Exercise brief
Whenever a line in the data holds the string "Druckdifferenz", pull that line out.

[Entries from a dataset of interfaces]

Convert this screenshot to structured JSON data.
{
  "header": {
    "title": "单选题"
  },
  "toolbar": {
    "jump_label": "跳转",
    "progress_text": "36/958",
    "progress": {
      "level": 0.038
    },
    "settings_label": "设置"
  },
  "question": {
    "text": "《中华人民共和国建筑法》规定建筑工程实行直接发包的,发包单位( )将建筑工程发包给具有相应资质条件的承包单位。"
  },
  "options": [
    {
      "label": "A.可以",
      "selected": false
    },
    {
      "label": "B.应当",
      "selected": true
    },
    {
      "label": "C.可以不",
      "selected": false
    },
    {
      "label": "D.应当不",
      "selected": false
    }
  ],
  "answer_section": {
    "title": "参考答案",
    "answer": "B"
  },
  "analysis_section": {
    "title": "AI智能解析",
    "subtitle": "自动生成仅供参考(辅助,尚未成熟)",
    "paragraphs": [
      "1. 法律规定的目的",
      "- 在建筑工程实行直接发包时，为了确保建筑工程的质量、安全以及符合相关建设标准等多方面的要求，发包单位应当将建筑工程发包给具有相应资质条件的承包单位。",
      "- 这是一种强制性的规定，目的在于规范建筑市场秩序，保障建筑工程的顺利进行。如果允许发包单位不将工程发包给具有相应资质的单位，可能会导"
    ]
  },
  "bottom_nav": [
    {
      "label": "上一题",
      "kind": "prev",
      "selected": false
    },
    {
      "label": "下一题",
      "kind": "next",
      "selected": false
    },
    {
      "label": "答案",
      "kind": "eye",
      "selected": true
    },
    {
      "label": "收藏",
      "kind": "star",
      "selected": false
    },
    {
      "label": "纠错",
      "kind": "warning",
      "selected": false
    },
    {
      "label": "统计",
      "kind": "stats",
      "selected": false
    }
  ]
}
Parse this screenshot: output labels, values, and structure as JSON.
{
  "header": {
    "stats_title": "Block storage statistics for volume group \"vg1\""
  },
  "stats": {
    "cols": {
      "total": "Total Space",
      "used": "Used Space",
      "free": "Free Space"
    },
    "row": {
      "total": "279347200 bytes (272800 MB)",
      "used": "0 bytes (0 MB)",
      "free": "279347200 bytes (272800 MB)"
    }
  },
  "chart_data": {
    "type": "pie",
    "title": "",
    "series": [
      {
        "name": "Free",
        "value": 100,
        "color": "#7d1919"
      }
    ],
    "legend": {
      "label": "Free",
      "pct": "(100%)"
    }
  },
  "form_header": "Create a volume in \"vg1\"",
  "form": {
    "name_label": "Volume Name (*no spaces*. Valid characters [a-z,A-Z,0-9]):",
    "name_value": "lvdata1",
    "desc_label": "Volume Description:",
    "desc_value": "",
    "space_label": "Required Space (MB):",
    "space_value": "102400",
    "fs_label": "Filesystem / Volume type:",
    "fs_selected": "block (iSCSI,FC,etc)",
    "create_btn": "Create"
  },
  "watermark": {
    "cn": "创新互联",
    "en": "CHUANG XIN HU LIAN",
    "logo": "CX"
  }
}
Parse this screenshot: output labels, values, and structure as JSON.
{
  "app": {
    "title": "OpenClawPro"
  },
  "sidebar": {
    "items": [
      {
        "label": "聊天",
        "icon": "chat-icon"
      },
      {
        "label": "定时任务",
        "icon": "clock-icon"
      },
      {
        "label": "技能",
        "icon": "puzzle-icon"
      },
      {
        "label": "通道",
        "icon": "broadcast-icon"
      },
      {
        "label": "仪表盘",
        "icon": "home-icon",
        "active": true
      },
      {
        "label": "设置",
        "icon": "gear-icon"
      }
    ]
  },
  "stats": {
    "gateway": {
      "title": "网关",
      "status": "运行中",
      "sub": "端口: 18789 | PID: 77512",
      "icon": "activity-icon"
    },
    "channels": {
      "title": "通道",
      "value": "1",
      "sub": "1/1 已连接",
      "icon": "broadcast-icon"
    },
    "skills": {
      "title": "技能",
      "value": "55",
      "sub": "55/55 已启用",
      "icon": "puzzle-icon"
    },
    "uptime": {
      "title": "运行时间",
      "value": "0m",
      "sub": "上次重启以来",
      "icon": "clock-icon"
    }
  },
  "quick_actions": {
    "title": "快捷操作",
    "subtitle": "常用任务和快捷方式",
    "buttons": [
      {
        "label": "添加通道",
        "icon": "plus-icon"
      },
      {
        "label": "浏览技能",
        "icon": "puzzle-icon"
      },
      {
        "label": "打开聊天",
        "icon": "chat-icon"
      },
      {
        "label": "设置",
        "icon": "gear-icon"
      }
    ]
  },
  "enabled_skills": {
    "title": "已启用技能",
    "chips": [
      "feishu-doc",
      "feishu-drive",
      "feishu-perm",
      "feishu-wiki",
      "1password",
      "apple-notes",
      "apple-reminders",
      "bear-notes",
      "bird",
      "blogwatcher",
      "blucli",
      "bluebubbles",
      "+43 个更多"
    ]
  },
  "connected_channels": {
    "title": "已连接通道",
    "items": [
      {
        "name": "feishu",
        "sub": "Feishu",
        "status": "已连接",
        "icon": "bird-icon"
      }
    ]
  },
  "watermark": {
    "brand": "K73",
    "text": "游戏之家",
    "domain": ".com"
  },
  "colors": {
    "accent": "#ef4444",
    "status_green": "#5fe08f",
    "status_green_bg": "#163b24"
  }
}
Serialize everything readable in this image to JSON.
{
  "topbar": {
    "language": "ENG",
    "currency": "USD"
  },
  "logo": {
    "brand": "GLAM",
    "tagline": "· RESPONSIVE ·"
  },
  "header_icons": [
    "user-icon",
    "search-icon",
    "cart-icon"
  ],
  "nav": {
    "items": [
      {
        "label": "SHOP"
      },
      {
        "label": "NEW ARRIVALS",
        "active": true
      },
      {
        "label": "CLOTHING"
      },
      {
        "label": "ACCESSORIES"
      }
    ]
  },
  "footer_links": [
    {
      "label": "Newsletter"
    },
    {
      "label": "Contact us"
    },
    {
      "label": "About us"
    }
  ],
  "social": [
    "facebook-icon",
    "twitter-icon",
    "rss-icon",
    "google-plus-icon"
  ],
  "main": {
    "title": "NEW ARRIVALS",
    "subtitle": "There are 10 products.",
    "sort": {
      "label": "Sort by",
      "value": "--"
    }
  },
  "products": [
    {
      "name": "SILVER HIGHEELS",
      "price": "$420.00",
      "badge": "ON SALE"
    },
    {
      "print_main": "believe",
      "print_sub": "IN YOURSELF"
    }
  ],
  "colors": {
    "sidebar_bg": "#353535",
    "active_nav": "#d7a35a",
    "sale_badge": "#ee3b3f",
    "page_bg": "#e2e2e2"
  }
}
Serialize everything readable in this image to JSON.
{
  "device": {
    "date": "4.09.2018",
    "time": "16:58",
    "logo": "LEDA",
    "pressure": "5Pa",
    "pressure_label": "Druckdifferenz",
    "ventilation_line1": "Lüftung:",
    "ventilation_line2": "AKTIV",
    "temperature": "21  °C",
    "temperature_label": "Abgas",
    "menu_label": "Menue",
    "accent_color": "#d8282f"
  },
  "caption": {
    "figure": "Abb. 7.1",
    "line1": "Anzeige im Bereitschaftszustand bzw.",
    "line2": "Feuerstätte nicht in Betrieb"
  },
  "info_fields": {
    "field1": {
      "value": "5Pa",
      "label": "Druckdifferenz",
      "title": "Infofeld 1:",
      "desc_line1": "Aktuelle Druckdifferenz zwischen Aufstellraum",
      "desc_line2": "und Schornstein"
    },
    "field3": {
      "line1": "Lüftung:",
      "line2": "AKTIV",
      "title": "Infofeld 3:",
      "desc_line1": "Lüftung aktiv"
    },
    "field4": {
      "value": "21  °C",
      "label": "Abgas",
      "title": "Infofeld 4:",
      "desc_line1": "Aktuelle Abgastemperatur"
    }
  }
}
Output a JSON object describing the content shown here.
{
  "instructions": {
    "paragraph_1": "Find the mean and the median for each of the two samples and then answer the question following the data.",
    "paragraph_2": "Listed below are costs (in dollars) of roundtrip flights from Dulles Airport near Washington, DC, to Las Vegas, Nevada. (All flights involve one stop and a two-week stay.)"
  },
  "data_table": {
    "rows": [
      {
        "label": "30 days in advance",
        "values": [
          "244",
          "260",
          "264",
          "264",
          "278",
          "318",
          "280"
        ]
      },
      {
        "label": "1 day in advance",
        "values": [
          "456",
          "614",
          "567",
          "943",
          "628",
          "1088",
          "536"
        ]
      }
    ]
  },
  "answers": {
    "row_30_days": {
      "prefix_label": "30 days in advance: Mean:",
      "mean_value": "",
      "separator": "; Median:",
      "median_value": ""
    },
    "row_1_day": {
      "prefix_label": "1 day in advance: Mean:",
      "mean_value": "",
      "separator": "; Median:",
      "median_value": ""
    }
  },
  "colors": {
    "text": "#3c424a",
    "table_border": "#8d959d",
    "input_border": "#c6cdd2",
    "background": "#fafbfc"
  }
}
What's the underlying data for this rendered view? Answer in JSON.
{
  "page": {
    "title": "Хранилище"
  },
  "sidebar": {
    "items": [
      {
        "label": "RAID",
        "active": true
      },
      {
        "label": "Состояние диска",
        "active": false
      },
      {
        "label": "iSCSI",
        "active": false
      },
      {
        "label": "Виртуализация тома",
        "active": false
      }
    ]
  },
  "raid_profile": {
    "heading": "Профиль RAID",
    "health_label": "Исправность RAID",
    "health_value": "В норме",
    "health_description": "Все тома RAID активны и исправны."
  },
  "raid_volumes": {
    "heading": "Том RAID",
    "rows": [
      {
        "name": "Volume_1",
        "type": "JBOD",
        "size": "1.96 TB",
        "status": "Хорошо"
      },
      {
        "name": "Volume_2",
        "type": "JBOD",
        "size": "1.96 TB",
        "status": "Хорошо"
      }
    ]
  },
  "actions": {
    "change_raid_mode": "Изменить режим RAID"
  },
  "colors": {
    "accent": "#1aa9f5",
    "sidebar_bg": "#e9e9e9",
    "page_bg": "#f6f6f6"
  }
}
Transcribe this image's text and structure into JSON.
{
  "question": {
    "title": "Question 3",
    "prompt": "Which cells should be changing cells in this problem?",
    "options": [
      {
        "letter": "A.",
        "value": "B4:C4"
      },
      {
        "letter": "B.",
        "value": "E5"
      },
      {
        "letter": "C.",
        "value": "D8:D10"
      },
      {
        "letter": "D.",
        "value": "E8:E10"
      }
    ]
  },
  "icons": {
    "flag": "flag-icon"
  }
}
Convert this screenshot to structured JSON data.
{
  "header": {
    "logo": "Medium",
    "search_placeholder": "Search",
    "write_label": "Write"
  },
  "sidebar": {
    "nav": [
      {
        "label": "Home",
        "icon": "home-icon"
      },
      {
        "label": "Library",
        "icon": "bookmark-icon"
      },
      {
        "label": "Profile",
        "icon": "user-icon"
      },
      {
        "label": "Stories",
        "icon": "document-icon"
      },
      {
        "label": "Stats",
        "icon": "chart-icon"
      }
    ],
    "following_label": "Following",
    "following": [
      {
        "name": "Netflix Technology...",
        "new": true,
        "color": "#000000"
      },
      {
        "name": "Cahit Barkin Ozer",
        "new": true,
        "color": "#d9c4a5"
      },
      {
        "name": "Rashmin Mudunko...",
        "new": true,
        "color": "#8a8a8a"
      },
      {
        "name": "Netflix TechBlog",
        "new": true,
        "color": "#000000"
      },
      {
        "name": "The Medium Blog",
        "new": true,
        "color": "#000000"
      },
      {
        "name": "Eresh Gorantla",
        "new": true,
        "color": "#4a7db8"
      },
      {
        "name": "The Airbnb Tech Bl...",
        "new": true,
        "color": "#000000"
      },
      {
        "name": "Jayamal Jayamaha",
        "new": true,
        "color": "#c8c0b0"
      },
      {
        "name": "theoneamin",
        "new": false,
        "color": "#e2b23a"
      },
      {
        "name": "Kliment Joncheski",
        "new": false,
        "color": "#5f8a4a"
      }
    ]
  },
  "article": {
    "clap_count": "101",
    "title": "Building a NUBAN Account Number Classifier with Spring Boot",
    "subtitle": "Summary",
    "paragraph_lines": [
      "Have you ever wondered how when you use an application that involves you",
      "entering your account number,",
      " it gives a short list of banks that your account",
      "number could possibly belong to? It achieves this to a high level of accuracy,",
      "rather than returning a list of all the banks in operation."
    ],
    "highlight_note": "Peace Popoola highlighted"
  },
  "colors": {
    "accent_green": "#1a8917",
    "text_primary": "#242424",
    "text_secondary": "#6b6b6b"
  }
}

Answer for this exercise
    "pressure_label": "Druckdifferenz",
      "label": "Druckdifferenz",
      "desc_line1": "Aktuelle Druckdifferenz zwischen Aufstellraum",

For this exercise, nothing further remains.